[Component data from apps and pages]

--- START ---

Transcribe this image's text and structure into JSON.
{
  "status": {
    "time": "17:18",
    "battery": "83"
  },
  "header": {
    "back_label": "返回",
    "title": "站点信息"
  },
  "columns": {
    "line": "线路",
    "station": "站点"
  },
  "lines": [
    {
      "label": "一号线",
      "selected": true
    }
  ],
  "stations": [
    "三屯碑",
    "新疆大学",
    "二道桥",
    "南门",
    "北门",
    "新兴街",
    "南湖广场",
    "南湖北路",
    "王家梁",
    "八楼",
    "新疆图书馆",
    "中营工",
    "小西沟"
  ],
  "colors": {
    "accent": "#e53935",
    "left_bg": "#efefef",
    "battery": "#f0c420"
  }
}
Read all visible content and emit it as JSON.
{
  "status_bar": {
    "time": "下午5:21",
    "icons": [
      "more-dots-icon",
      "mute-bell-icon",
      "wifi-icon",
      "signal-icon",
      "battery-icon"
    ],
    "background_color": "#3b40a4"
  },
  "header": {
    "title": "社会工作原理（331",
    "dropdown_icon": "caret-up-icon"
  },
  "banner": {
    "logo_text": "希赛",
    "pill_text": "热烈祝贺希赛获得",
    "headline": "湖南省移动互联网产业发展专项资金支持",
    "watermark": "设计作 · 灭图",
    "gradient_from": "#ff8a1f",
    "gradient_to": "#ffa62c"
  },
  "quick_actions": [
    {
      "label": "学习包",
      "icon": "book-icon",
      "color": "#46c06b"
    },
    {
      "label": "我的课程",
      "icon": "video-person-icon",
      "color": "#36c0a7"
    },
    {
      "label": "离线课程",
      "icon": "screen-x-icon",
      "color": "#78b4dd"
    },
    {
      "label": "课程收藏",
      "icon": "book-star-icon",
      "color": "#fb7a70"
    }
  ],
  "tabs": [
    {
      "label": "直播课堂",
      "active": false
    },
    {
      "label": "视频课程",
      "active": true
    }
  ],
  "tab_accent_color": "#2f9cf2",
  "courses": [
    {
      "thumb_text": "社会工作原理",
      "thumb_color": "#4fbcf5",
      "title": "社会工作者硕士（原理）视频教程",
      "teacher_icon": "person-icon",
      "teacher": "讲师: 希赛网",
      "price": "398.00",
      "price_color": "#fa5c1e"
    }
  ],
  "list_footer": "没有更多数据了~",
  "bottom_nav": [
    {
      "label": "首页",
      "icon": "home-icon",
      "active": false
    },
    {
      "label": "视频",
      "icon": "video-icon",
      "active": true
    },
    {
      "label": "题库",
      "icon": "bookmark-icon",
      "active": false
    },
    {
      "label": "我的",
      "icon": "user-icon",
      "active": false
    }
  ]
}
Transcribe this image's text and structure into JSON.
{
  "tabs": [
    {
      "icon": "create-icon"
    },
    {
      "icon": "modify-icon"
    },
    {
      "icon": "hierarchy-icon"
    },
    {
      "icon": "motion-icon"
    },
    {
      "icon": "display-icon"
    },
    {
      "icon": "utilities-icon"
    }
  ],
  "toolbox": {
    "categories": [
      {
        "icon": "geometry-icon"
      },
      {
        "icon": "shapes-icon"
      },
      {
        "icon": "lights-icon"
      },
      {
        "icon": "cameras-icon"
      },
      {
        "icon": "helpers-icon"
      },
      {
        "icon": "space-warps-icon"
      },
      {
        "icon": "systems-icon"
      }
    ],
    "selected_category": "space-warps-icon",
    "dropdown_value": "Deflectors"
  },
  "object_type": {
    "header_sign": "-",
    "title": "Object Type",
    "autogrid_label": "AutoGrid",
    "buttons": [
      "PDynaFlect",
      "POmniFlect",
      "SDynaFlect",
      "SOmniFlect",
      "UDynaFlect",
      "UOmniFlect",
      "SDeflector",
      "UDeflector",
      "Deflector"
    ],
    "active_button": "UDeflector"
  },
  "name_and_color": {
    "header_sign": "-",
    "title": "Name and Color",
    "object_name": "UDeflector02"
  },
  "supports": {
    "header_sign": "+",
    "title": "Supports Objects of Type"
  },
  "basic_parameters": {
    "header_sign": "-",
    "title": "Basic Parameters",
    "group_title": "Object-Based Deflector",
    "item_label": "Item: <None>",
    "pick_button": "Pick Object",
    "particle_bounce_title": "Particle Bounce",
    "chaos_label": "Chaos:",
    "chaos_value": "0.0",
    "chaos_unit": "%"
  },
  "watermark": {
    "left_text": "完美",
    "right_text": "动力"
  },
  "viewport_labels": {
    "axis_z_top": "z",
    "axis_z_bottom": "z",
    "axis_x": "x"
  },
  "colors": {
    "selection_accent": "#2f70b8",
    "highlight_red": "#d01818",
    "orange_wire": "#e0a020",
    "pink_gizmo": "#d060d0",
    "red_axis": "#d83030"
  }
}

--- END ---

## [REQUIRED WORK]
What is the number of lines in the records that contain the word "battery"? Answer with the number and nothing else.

## [TASK ANSWER]
3